Instead, these conflicted trustees authorized Alabama A&M's new group of lawyers to threaten inquiring journalists for the purpose of silencing our reporting and editorial voices in this matter.
Meanwhile, the actions of Chairman Watts’ executive committee regarding this $527,280,064 debt remain shrouded in secrecy.
The university's silence and the executive committee’s secrecy have caused a floodgate of suspicions and raised a host of red-flags about Alabama A&M efforts, if any, to collect its $527,280,064 debt from the state.
Whenever we follow the money in a situation where a traditionally underfunded HBCU is not aggressively seeking to collect a $527,2280,064 debt owed to it by a solvent debtor like the state of Alabama, either money has usually changed hands or a paralyzing fear has gripped the university's decision-makers. Nothing else makes sense.
What makes Alabama A&M's subservient attitude and deferential conduct so concerning in this case is this simple fact: The university's badge of inferiority manifested itself within three months after the U.S. Supreme Court acknowledged on June 8, 2023, in Mulligan v. Allen that, “Alabama’s extensive history of repugnant racial and voting-related discrimination is undeniable and well documented.”

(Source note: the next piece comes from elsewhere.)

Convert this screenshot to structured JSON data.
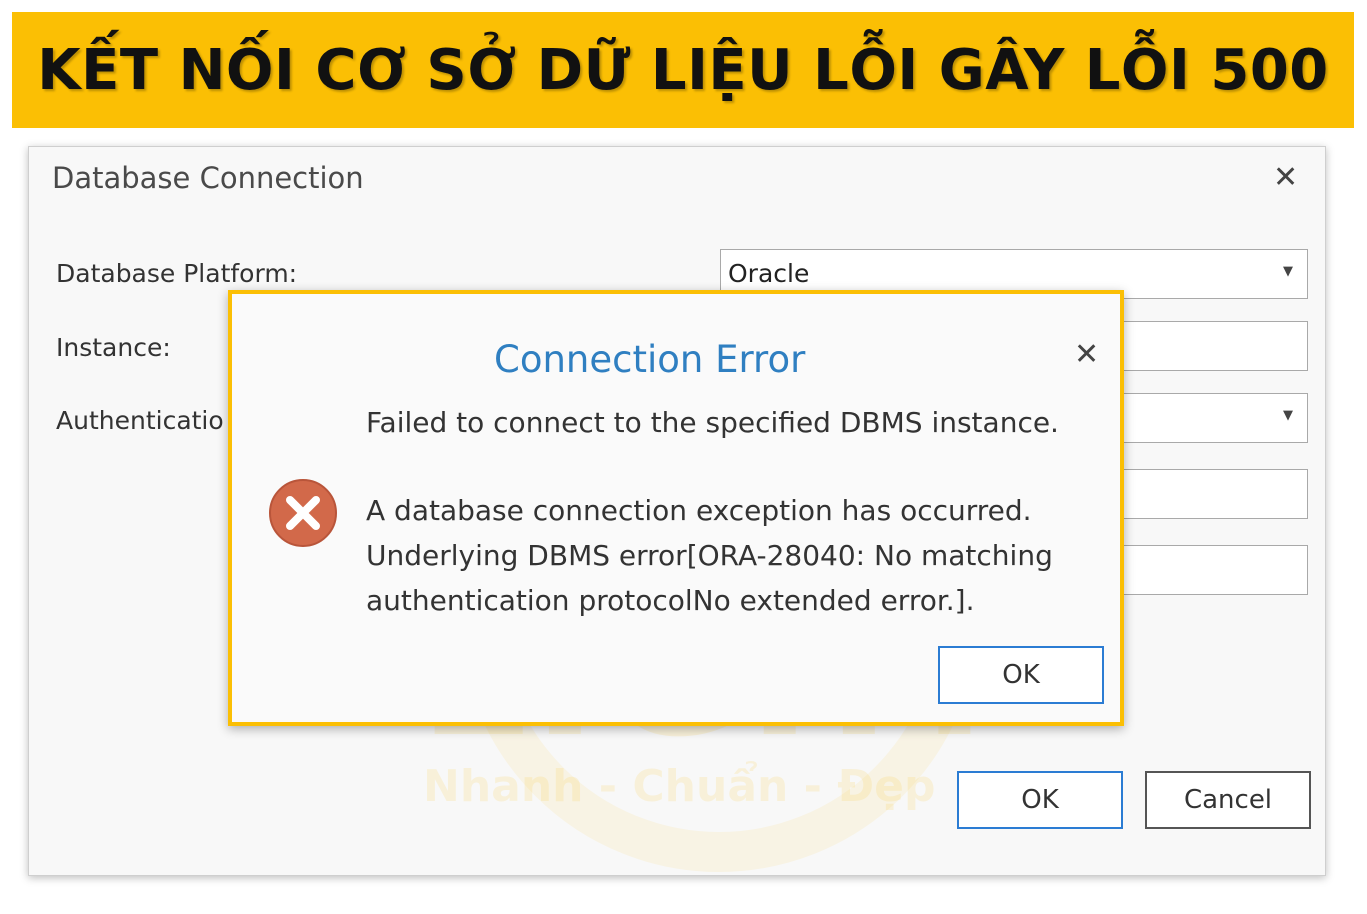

Against this backdrop, the executive committee’s shroud of secrecy on Alabama A&M's efforts to collect this $527,280,064 debt smells worse than a freshly opened barrel of one week-old dead alley rats.
The U.S. Department of Justice in Washington, D.C. needs to conduct a full and thorough investigation into this entire matter. There are too many red-flags in this case for an inquiring public that has been intentionally kept in the dark by Alabama A&M.
There is much more coming your way on this sad story after the Christmas holidays. Stay tuned!